  • On the Netflix show, Drive to Survive season 2, Horner stated without Max, there is no Red Bull given how much sponsorship money he brings in.

    I consider it a team problem. They're so focused on keeping an ameliorating Max's needs that they are sabotaging the 2nd driver.

    It is entirely possible that Max leaving Red Bull may be the best, and worst, thing that could happen to Red Bull. Worst because it may mean the end of the team in F1, and best because it may force them to focus on both drivers rather than just focusing on Max to the detriment of his teammates.

      9 months ago
  • I think Red bull is a toxic environment for all concerned. Max is the golden boy and nothing else matters. However if Hamilton came knocking I no doubt think Max would be dropped in a flash. Its just the kind of people they are. Ruthless opportunists. I can’t wait for the day that Red Bull decides its money would be better spent on something more on-brand like extreme downhill inline skating or whatever nonsense they can think of. It has never been a good or popular fit with the sport. It is a disrupter and it will leave if it doesn’t get success. The sooner the better. Hopefully the Honda decision will push them in this direction.

      9 months ago
  • I don't think Alex is a bad driver.
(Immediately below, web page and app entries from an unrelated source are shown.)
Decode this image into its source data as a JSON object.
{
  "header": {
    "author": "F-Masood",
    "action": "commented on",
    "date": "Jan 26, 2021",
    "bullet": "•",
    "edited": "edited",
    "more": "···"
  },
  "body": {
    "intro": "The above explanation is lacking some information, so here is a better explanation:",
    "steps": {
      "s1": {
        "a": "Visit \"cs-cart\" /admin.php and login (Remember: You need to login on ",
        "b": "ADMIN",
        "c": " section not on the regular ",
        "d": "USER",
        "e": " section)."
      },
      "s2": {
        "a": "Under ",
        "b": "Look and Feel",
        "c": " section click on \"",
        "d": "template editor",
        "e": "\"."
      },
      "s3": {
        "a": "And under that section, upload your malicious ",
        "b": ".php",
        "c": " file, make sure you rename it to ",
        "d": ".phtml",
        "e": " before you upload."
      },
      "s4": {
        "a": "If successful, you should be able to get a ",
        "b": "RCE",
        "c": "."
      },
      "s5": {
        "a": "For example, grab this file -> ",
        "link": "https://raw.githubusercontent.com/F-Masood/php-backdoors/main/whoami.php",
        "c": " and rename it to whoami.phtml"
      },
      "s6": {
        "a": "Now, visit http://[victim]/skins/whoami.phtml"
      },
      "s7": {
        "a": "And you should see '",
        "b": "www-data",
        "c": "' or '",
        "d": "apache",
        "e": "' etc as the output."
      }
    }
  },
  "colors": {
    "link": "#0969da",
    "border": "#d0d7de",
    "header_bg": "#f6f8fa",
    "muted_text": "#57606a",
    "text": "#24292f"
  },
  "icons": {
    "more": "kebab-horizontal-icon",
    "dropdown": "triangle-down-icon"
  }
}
Far from it. He's just lacking experience and confidence.

    As others have said, Red Bull are currently all about Max - whether that'll change when Max becomes too old to take the record of youngest World champion remains to be seen.

      9 months ago